Are you interested in helping to shape services for immigrants at the Denver Public Library? Get involved and apply to the New Americans Project advisory board, a group of community members interested in immigrant, refugee, and asylee programs at the library. This board will meet bimonthly to give library staff guidance and feedback on how to better meet the needs of our City's newest residents. This board will be encouraged to support the goals of the New Americans Project and members are expected to serve a one-year term.
Naghem, our regular contributor & staff member at the Rodolfo "Corky" Gonzales Branch writes:
I am no expert on PTSD. I know the basic causes and some of the signs, but following the huge wave of refugees coming to the United States, one can expect a large number of these people to have PTSD. Not only that but the world has been in turmoil lately, more so than before, and many people across the world are suffering from PTSD.
With more than 50 million individuals living in the United States, Latinos and Hispanics comprise the largest minority group in the country. Based on the 2014 Census estimate, almost 30% of individuals living in Denver are Latino and/or Hispanic. With such large numbers, it should come as no surprise that this group is anything but homogenous -- from newly sworn in U.S. citizens to second generation immigrants like myself, everyone has a very different story to tell and experiences had along the way to finding their own place in the United States.

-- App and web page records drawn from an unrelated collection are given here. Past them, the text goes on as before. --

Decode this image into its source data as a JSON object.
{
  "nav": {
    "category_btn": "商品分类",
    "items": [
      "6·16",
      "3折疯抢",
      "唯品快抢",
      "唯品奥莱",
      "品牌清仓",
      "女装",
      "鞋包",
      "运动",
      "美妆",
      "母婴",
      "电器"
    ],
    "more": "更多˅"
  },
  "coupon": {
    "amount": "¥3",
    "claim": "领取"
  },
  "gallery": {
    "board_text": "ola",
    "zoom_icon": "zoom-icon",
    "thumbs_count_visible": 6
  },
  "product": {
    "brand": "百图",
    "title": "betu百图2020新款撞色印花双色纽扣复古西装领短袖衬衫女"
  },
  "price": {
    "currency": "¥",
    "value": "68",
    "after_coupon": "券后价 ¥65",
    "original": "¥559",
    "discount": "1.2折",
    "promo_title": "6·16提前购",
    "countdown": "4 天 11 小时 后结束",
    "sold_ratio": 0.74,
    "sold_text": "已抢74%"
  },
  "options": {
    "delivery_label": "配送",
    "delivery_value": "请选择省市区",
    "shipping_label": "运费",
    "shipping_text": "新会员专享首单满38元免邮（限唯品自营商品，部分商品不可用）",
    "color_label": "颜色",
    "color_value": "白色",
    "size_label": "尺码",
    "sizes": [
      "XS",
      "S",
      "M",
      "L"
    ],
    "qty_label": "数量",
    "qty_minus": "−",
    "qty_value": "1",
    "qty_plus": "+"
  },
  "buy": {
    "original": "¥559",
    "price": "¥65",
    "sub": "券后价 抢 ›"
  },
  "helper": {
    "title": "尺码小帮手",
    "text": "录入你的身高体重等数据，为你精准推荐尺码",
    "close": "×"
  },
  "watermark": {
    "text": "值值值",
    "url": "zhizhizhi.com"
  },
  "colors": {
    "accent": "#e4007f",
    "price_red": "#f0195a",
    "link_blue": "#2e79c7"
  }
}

Although hip hop was formed during the late 1960’s in the Bronx and has roots in traditional Jamaican music, there is no doubt its influence has traveled across the globe. Nearly every country in the world brings its own unique flavor of rap, mixing and re-mixing old familiar elements with foreign. Swedish rap, anyone? Ultimately, hip hop music tells a story that is distinctly individual and yet also reflective of a greater narrative, which is part of what gives it such wide appeal (well, this and a great beat!).
On Saturday September 19, 2015, the Rodolfo “Corky” Gonzales Branch Library hosted the Immigrant Bazaar. Merchants from all walks of life showcased their beautiful homemade goods. Along with tasty food and a gorgeous late summer day, this event is one to be remembered for days to come. Sitting under tents and enjoying the energetic environment, vendors supplied customers with an extensive variety of food, art, clothing, jewelry, and film.
According to U.S. Citizenship and Immigration Services, 654,949 people were welcomed as citizens in 2014. On September 17th, Citizenship Day will commemorate this milestone for new Americans. Becoming a citizen in the United States is often a joyous experience for new immigrants who spend years studying for the naturalization test.
As of 2013, there were an estimated 267,000 lesbian, gay, bisexual, or transgender (LGBT) undocumented immigrants living in the U.S., in addition to approximately 637,000 documented LGBT immigrants, according to a report from the Williams Institute at the UCLA School of Law.